And if we think about this concept, at its very foundation it’s considered cross-platform contamination. But let’s look at viruses on a granular level. What happens when the virus infects my computer? How does it spread?
A virus has several moving pieces to it, all of which help with its end goal of inflicted damage.
- Infection mechanism – this is how the virus spreads or propagates. There’s something called a ‘search routine’ which locates files/disks to target, then copies itself into those files/disks.
- Trigger – known as a logic bomb, it’s the piece of the virus that activates the payload and can be done through a number of different actions or executions, such as on a certain date or time, the presence of another program, disk capacity, or a simple click.
- Payload – the code/data that performs the purpose of the virus, often times the malicious or harmful activity.
If we look at these pieces, we’ll see that a virus on a local computer will move throughout that entire computer replicating itself in different files, disks, programs, applications and so on, delivering a payload.
So cross-site contamination is quite similar. A server is really just a computer. Let’s dive into that…
Cross-site contamination with a side of fries, please…
Going back to our food analogy, let’s say you go to your favorite fast food restaurant. And let’s say you order a big juicy burger with a side of fries. Only unbeknownst to you, that burger is contaminated, does that mean the fries are too? Well, if they’re served to you in the same bag, then yeah, it could be!
If you take a server, let’s say a shared hosting account with any of the big boys out there, and you currently have 5 sites on that shared hosting account. What’s the likelihood of a site getting infected? Well… if you don’t have any security measures in place, then the answer is very high. But let’s say you do have security measures in place. Let’s say you have a website application firewall and you scan every day for malicious activity. But let’s say you only have those security measures on the two most important websites on that server. The other 3, you could care less about!
Why this train of thought sucks:
If you go back a little and look at cross-platform contamination and contamination of files on your local computer, cross-site contamination works the same way. You’ve got 5 sites that are sitting on the same shared hosting account and only two of those sites have a Firewall. That means that the other 3 do not! So they are still susceptible to brute force attacks, DDoS attacks, malware distribution, and every other form of malicious activity…essentially making every site on that server susceptible.

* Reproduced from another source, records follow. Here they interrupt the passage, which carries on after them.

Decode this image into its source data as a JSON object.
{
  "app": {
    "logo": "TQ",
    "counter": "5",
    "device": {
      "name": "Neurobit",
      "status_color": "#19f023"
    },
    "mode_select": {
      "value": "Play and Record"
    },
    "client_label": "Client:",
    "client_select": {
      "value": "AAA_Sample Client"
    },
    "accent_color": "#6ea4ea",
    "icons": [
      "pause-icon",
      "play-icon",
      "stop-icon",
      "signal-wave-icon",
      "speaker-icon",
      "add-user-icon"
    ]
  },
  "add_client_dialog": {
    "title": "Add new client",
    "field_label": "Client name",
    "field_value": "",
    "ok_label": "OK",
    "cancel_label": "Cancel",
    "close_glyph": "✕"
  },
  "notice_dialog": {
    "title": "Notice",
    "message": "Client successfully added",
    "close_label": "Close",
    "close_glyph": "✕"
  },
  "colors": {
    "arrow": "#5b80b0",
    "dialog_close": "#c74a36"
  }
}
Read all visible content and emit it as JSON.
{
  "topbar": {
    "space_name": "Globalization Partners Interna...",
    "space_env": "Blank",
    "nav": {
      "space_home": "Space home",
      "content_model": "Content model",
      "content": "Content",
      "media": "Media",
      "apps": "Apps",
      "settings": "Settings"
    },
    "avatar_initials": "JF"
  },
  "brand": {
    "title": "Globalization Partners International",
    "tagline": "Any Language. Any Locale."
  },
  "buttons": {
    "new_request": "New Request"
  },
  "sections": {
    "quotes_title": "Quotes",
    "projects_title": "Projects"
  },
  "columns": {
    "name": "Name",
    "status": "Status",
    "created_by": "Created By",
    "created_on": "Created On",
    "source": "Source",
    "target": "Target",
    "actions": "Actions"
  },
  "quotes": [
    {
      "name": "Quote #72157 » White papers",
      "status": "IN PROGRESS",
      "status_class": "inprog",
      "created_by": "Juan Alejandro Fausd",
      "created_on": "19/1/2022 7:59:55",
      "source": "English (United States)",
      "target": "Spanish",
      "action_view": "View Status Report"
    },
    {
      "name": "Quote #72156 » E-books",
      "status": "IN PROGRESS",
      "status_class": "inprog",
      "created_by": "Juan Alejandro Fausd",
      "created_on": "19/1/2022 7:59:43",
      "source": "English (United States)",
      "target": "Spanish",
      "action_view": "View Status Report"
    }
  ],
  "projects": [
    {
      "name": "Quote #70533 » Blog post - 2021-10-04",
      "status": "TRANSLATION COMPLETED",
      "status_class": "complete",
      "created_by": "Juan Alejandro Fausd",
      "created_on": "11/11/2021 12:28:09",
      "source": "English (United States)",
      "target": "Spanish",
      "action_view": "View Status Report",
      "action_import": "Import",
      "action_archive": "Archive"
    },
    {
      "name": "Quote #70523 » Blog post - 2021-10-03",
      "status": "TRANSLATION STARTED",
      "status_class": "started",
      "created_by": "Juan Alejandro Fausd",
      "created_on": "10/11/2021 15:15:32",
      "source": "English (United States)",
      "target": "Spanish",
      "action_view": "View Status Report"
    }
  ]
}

Once a hacker gains access to one of your sites that sit in your shared hosting account, realistically they can do a lot of damage. They can add files which can change permissions, inject code that locks you out of your site, and they can take over your entire web server and damage the sites that “were” protected, or so you thought.
What to do??
Well, a few things. One—you can have security measures across the board. If 5 sites are on a server, make sure you have a Firewall for each of them, make sure you monitor each of them. Or you can isolate sites, which is another avenue. Maybe it’s more cost-effective for you to take those two (important) sites and move them to their own environment. You can clean up your server, I totally recommend doing this. Take a lazy Sunday and look at how many sites you have on your server. I’m talking about all of it – the subdomains, sub-directories, the development sites, and so on.
The more sites you have sitting on your server, the more susceptible you are to malicious activity. If you have 20 sites, and 1 is protected, there’s a good chance it’ll be compromised. Even if you have 19 that are protected, there’s still a chance you could be compromised. Albeit, it’s a small chance at that ratio, but it is still there.
Protect your sites, protect yourself, protect your visitors!